Principal Investigator(s):

Laurie McGinnis, Former Director, Center for Transportation Studies


Project summary:

The transportation sector is the largest end-user emitter of carbon dioxide, the dominant greenhouse gas (GHG), in the United States, and projections indicate continued growth in transportation-emitted carbon dioxide through 2030. Minnesota established aggressive GHG reduction targets in response to these trends: 15 percent below 2005 levels by 2015, 30 percent below 2005 levels by 2025, and 80 percent below 2005 levels by 2050. This study analyzed transportation policy and technology options that will help Minnesota meet these targets. The analytic approach combined literature review and modeling to determine the greenhouse gas emissions reduction impacts, implementation aspects, and cost considerations of policies in three areas: vehicles, fuels, and transportation system shifts (including alternative travel modes, new land use strategies, road pricing options, and other system management practices). Policies were modeled in a variety of scenarios within the framework of Minnesota's GHG reduction goals and evaluated in terms of their potential emissions impacts, effects on stakeholder groups, and barriers to implementation, among other factors. The analysis provided critical information to help guide Minnesota's future transportation policies and achieve required reductions in GHG emissions. Overall, the research indicated that the goals can be met, but achieving them requires consistent and concerted action beginning immediately. The three main conclusions are as follows: 1. Meeting state goals will require all three types of policies. For example, Minnesota could adopt a GHG emissions standard, a low-carbon fuel standard, and comprehensive transit and Smart Growth policies. 2. Technologies are available today to substantially improve fuel economy and vehicle GHG emissions. Requiring these technologies could save Minnesota consumers money and better insulate them from oil price volatility. 3. Changes in vehicle-miles traveled (VMT) have a strong impact on whether the goals can be met, and increases in VMT can offset GHG reductions.

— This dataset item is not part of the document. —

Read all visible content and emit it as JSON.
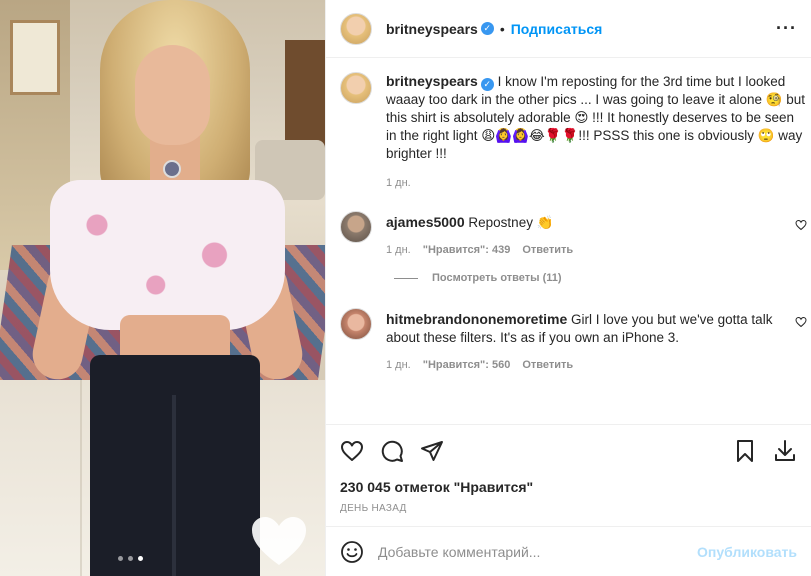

Project details:

  • Project number: 2008065
  • Start date: 07/2007
  • Project status: Completed
  • Research area: Environment and Energy
  • Topics: Environment